The Linguist

The Linguist 52,5

The Linguist is a languages magazine for professional linguists, translators, interpreters, language professionals, language teachers, trainers, students and academics with articles on translation, interpreting, business, government, technology

Issue link:

Contents of this Issue


Page 12 of 35

FEATURES ON LOCATION Rekha in the consulting room with doctor and patient most especially, the parent/patient – invariably the mother – who struggles to listen to what the medical professional is saying to her via me. How do I cope? I have to remind myself to remain calm, but an ID badge is also a good distraction for the child during the few precious minutes I need to convey the information. Sadly, it has been known for health interpreters to be seen as glorified babysitters. At one clinic, when I stood up to accompany the patient into the consulting room, the doctor asked me to look after her toddler outside. I informed the doctor that I was there to interpret, not look after children. He was rather taken aback but I stood firm and followed him and the patient into the consulting room. The child then proceeded to wail through the entire consultation. Disease, trauma and stress Apart from these types of distractions, we must also be aware of potential infections and take appropriate measures – be it a face mask or a flu vaccine – because, even though we don't have physical contact with patients, we are nonetheless considered to be frontline. I rarely take time off, because that means no pay, but I also have to be sensible about my health. I take either Echinacea tablets or a vitamin drink to help my immune system and if the illness is worse than a common cold, I take a day or two off, because it could have a detrimental effect on a patient with a compromised immune system. Another, hidden part of our work is stress, (compassion) fatigue and even trauma. When I am asked to present my work as an interpreter, I always mention the aspect of 'vicarious trauma', which has been widely researched.1 When someone listens to Vol/52 No/5 2013 What about imparting bad news? Often we are given little or no notice, and have no training in this area stories of torture, rape, trauma or depression on a daily basis, they can gradually begin to become affected themselves – emotionally, psychologically and behaviourally. Medical professionals know where to get help; health service interpreters, especially freelancers, often do not have access to an occupational therapy department or an immediate line manager who can help them to 'get things off their chest'. I am lucky: in my case, this service is available. What about the issue of imparting bad news, sometimes of the worst kind? More often than not, we are given little or no notice, and have no training in this area. Once, I was asked urgently to attend at a local hospital. No information was given, other than the name of the patient and the person who had made the booking. I arrived to be told that an interpreter had been requested in order to tell the mother of a young woman that there was nothing more they could do for her and that she should be taken home to spend the last few days of her life with her family. The patient's mother had flown across from France to see her.

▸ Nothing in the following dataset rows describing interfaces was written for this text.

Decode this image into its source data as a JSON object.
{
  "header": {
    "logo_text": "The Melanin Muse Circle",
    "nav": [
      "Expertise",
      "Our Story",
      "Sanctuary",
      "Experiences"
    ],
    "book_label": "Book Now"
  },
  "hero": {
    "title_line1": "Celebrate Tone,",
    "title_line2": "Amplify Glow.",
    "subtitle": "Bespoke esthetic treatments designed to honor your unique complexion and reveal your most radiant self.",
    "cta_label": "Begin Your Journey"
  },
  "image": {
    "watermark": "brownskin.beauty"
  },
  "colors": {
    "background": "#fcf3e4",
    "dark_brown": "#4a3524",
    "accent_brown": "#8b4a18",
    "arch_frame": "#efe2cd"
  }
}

That was all the pre-job briefing I was given. We are caught in this emotional turmoil but at the same time are in limbo; we feel powerless and helpless. What can we do? Some of us turn to family, friends or colleagues who work in the same field. We must, however, maintain confidentiality at all times. Dangerous situations Just as frontline medical staff face dangers from violent or aggressive patients, so do interpreters working in the health service. I was once left alone with a mental health patient who had set fire to his room, had been seeing people with animal faces and had said that voices were telling him to kill them. I left the room quickly and waited in the corridor until the mental health professionals returned. As an interpreter in the health service, you run the risk of being spat at or hit. I do what I can to minimise this risk, taking my cue from the medical professionals involved. The guidance from management at the local authority where I work is not to enter a room if a medical professional is not already present. Where possible, I also leave some distance between the patient and me. So, do I do it for the money? The answer is an emphatic 'no'. If anyone thinks that working as an interpreter in the health service (or any other field) is a doddle, then I would ask them to walk a mile in my shoes. I do it because of my love for this profession and for the incredible satisfaction I get from doing a job I have wanted to do since I was 14. Notes 1 See, eg, Spelvins, K A , Cohen, K, Joseph, S, Murray, C, Bowley, J, 2010, 'Vicarious Posttraumatic Growth Among Interpreters' in Qualitative Health Research, 20:12, 1705-1716; Valero-Garcés, C, 2005, 'Emotional and Psychological Effects on Interpreters in Public Services' in Translation Journal, 9:3 OCTOBER/NOVEMBER The Linguist 13

Articles in this issue

Archives of this issue

view archives of The Linguist - The Linguist 52,5